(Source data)
---

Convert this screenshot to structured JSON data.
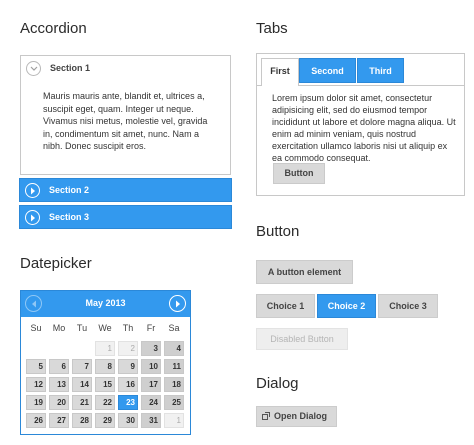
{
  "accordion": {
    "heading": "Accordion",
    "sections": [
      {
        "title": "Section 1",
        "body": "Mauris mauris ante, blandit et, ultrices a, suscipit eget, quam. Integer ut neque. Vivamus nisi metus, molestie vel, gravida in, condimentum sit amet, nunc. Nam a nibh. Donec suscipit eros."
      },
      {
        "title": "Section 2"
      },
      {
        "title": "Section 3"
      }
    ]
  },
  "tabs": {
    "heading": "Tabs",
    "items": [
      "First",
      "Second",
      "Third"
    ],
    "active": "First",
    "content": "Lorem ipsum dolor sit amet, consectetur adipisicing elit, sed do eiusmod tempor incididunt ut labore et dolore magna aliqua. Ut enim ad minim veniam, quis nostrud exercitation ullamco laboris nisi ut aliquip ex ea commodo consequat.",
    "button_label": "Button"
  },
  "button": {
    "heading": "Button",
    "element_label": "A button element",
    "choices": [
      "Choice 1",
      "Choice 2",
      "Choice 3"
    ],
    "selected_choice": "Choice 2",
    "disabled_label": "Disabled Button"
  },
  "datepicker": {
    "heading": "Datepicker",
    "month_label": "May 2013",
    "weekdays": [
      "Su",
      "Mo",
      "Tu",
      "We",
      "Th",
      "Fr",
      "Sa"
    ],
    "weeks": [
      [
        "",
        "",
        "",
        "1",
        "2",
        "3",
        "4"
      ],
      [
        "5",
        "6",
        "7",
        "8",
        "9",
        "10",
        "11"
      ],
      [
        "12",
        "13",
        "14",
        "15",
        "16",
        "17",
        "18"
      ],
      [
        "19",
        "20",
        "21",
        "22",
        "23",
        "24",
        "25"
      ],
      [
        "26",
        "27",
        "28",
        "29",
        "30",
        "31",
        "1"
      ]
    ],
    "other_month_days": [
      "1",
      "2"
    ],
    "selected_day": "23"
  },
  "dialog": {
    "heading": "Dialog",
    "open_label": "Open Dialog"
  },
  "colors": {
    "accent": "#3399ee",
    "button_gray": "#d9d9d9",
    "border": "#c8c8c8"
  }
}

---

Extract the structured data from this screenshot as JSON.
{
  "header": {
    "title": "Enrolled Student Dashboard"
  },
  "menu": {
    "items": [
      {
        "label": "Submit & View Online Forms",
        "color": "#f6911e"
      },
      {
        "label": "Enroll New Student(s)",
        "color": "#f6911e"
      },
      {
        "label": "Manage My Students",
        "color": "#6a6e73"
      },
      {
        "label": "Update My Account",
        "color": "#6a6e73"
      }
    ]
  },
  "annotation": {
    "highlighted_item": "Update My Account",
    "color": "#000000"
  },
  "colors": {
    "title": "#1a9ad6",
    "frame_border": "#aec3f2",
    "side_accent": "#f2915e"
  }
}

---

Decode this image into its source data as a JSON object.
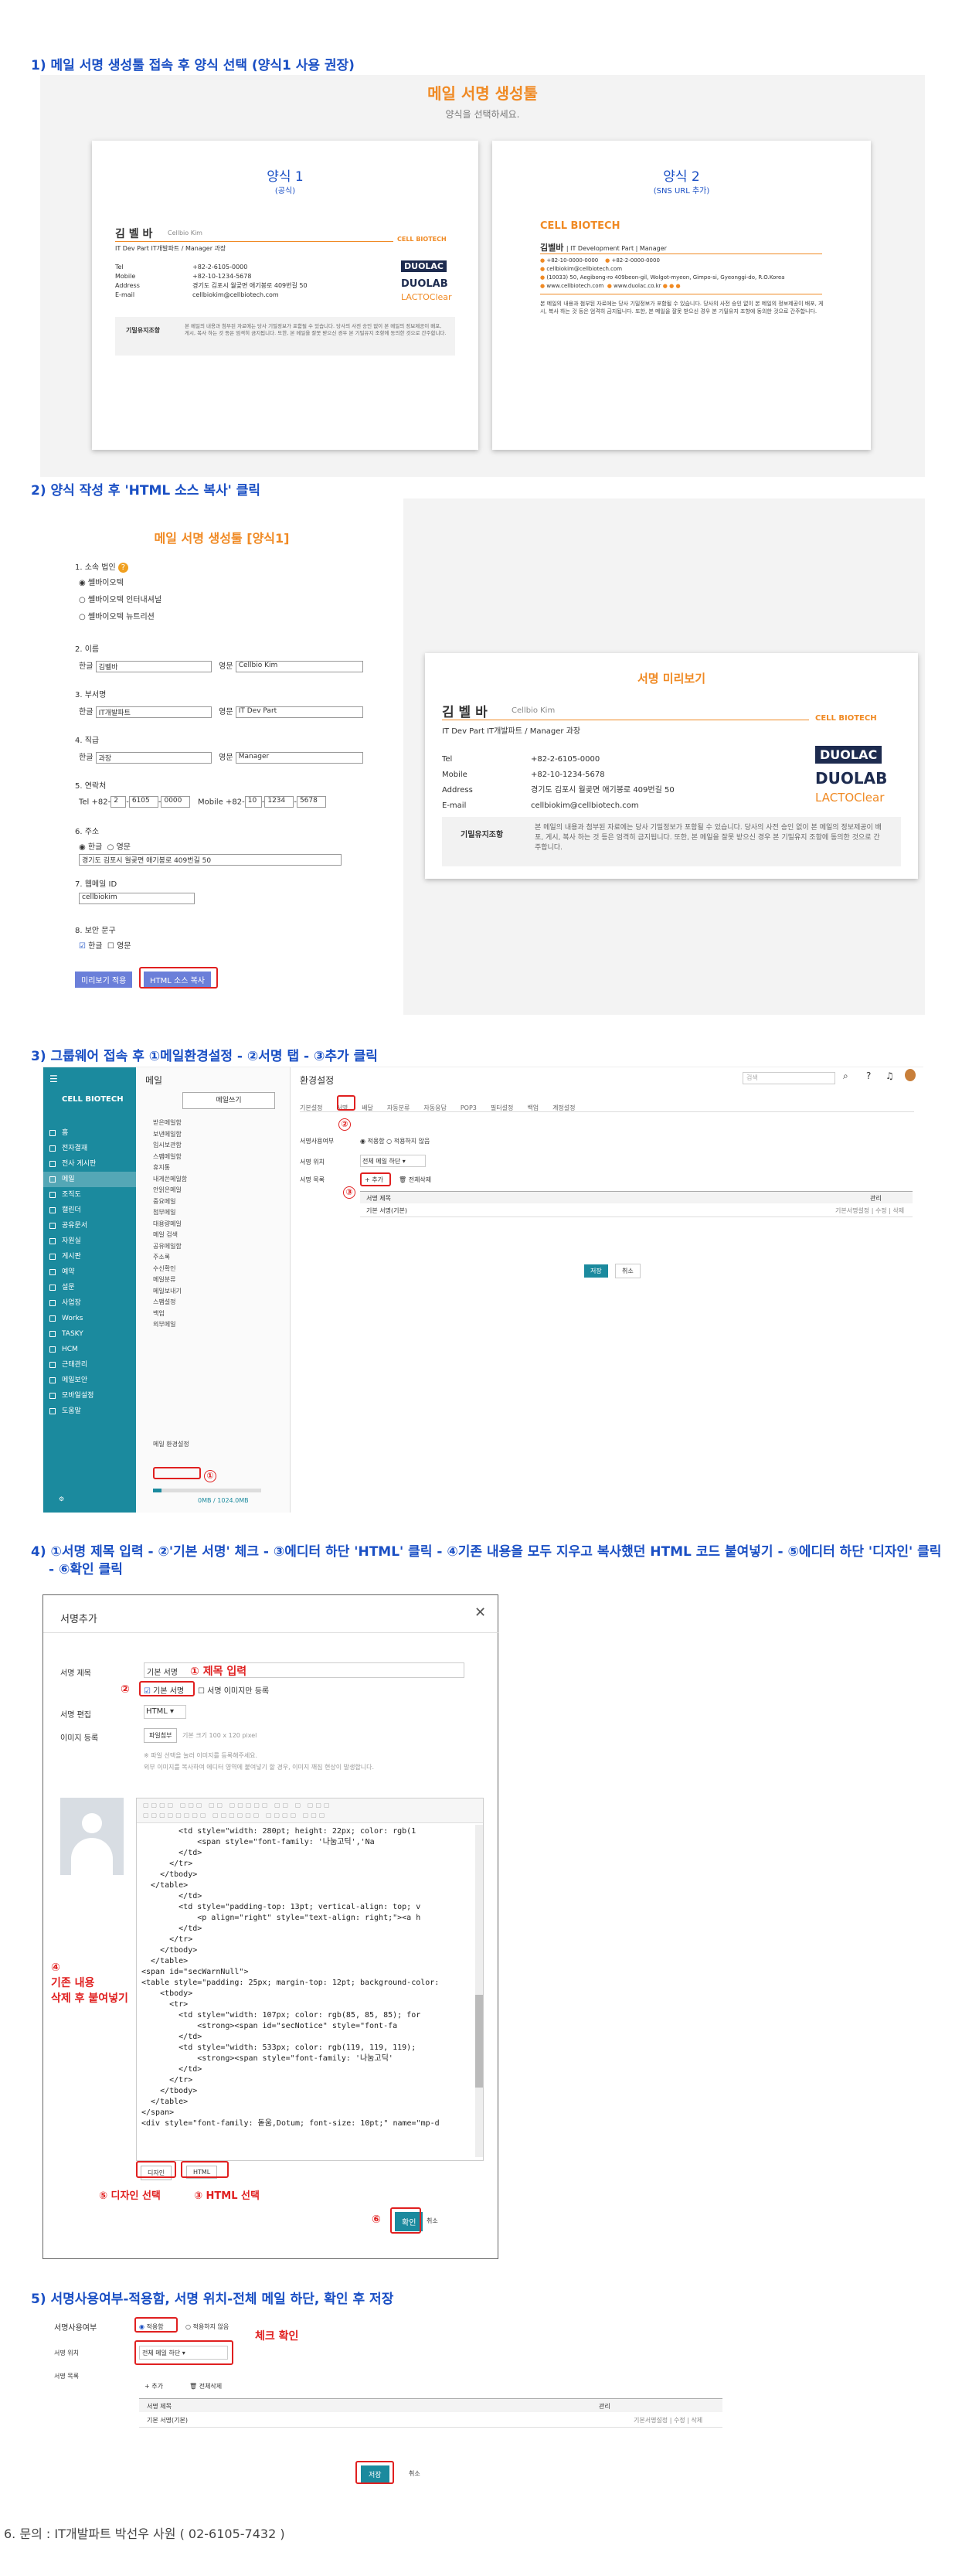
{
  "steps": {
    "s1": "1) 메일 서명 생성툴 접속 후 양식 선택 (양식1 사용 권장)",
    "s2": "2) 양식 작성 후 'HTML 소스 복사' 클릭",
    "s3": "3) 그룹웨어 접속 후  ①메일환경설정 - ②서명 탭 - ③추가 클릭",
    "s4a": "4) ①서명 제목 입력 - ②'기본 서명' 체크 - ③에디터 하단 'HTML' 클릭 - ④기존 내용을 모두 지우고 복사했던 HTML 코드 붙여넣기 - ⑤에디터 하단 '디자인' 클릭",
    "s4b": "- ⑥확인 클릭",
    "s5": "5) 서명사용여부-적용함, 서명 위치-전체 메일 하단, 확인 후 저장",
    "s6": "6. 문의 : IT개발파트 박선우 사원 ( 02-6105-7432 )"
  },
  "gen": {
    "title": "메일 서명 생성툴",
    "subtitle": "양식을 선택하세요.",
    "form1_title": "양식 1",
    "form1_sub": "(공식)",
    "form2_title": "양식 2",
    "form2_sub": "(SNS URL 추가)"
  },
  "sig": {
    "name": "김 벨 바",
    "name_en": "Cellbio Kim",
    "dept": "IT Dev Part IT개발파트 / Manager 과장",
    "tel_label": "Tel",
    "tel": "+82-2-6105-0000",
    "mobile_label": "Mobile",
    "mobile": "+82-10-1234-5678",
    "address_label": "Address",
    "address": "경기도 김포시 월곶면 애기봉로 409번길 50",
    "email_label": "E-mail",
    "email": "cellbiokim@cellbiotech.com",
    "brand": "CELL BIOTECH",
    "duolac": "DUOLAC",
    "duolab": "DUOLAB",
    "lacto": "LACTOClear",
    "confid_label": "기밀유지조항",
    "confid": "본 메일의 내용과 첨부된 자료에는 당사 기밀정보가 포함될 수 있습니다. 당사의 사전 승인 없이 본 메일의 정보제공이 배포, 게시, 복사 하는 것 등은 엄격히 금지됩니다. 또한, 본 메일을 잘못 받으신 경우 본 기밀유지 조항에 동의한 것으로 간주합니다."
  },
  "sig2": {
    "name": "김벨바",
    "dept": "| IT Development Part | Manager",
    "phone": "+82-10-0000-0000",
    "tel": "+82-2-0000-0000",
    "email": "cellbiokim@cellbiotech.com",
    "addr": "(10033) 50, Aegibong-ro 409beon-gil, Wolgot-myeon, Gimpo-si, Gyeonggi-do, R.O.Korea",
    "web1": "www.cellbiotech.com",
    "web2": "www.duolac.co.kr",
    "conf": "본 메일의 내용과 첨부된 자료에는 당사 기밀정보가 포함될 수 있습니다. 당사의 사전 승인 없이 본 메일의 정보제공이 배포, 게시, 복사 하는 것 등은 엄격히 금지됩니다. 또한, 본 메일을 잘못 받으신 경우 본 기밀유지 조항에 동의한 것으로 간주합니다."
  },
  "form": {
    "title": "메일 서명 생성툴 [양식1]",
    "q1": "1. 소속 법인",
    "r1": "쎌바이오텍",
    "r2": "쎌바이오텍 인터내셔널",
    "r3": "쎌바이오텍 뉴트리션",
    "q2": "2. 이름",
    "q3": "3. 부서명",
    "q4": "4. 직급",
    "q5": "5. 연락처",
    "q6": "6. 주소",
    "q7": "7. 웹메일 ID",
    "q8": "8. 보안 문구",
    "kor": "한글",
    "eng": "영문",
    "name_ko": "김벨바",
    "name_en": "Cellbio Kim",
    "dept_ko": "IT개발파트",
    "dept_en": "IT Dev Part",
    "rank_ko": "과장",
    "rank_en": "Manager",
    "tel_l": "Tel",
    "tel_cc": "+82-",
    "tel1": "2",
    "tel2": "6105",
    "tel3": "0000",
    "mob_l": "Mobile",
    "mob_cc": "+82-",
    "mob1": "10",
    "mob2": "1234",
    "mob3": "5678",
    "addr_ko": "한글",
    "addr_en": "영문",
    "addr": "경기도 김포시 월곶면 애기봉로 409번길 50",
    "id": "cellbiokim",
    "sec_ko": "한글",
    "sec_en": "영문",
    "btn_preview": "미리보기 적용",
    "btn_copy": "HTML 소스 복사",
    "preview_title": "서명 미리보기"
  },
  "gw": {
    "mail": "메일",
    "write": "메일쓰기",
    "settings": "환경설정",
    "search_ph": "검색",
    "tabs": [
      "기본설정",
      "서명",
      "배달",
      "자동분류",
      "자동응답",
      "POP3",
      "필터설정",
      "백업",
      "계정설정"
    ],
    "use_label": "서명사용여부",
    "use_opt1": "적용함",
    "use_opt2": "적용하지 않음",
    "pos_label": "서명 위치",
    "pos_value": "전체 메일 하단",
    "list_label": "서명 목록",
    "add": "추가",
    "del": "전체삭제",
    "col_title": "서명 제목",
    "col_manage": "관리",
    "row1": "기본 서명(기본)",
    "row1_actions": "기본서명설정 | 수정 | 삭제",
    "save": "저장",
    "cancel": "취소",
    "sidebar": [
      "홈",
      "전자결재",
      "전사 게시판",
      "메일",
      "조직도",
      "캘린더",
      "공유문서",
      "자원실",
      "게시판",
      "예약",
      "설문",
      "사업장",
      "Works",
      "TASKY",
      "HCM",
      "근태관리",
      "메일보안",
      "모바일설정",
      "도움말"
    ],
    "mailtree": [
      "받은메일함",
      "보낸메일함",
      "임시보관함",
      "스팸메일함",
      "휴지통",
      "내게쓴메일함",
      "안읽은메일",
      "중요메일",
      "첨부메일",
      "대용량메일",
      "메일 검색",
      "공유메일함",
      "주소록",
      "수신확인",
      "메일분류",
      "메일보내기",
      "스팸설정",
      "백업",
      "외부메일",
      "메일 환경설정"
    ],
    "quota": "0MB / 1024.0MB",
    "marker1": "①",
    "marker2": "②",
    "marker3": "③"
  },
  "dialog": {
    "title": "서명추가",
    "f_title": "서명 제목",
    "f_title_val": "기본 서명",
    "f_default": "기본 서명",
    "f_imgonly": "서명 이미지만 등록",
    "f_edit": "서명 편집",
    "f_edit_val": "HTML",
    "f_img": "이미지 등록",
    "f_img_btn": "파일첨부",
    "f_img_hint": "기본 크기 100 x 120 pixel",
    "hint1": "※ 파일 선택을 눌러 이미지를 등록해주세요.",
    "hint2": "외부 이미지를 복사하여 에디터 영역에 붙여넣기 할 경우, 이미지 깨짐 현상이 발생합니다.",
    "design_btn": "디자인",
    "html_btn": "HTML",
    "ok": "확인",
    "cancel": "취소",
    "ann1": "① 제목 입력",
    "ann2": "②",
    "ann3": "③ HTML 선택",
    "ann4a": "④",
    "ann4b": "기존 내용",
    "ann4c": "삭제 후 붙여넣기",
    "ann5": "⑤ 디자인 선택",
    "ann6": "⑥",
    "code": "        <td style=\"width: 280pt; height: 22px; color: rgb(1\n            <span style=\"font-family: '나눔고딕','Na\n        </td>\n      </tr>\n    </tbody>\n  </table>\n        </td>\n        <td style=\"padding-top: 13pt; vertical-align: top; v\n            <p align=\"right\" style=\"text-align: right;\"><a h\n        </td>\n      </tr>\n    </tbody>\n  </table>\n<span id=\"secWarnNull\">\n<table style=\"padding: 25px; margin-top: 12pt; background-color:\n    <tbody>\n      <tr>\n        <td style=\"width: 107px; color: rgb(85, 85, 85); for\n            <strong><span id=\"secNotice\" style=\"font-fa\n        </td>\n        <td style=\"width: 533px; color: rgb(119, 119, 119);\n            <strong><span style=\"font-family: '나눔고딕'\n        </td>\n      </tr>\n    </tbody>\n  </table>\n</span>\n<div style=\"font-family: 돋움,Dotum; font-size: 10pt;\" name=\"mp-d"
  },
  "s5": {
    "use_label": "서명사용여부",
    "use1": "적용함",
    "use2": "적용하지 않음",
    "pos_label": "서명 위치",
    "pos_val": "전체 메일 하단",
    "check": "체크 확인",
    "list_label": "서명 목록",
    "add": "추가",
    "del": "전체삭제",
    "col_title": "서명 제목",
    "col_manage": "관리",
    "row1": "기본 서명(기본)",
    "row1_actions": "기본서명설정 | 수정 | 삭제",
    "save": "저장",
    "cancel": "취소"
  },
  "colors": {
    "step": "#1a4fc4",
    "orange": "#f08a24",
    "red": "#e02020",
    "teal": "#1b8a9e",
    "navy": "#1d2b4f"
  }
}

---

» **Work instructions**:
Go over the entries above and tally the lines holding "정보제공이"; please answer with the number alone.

» **Response to the exercise**:
2